Lindsay holds a PhD from the University of Toronto and an MA from the University of Alaska, Fairbanks. Her dissertation was an ethnographic study of the boom and bust of sub-arctic diamond mining in the Northwest Territories. She has also done extensive research on labour mobility among francophone Canadians working in Alberta and the Northwest Territories.
Heller, M., L. Bell, M. Daveluy, H. Noel and M. McLaughlin (Under Contract, Oxford UP). Sustaining the Nation: Natural Resources and the Making of a National Linguistic Minority.
Bell, L.A. (2012) “In Search of Hope: Mobility on the Canadian Frontier” In Lem, W and P Gardiner-Barber (eds.) Migration in the 21st Century: Ethnography and Political Economy. Routledge: London, 207-246.
Heller, Monica & Lindsay Bell (2011) “Frontiers and Frenchness : pride and profit in the production of Canada”. In Alexandre Duchêne et Heller, Monica (éd.), Language in Late Capitalism: Pride and Profit.
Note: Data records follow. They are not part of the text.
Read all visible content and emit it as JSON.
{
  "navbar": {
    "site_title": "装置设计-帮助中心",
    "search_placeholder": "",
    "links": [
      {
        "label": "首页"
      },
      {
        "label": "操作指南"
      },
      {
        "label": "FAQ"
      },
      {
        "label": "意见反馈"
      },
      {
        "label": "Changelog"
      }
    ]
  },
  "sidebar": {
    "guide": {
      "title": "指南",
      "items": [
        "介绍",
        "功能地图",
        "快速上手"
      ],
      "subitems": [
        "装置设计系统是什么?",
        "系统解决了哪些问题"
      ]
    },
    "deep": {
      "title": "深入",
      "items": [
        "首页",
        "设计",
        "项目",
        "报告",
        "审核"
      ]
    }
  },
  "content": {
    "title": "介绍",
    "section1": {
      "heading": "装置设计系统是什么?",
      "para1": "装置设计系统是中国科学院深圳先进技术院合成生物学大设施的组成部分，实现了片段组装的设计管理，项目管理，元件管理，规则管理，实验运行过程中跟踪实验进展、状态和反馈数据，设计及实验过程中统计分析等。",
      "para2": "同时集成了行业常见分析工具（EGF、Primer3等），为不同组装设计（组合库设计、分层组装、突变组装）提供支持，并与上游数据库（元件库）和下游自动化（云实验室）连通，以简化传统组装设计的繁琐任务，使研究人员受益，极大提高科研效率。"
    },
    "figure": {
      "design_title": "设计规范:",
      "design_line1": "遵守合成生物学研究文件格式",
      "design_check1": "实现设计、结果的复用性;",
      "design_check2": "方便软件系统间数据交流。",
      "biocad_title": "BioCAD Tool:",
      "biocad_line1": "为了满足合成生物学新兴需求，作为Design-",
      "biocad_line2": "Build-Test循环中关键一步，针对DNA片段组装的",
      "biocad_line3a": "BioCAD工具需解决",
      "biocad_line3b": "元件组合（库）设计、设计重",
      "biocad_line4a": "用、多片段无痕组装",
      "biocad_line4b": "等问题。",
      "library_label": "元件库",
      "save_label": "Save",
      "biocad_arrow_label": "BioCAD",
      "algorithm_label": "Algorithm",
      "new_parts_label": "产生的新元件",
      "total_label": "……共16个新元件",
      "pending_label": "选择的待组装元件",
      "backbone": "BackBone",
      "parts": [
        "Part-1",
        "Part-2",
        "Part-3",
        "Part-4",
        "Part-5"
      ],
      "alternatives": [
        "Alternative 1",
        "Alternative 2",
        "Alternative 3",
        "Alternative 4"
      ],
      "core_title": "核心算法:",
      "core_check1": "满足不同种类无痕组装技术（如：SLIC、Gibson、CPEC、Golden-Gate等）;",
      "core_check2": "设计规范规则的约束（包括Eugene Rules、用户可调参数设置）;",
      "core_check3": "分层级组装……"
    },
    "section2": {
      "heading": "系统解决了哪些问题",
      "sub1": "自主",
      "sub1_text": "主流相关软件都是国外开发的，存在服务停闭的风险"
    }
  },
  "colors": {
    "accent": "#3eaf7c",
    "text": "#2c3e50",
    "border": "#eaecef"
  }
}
London: Routledge, 254-285.
Bell, L.A. (2010). “Economic Insecurity as Opportunity: Job Training and the Canadian Diamond Industry” in Daveluy, M, F Lévesque, and J Ferguson (eds.) Humanizing Security in the Arctic. Canadian Circumpolar Institute Press: Edmonton, 293-304.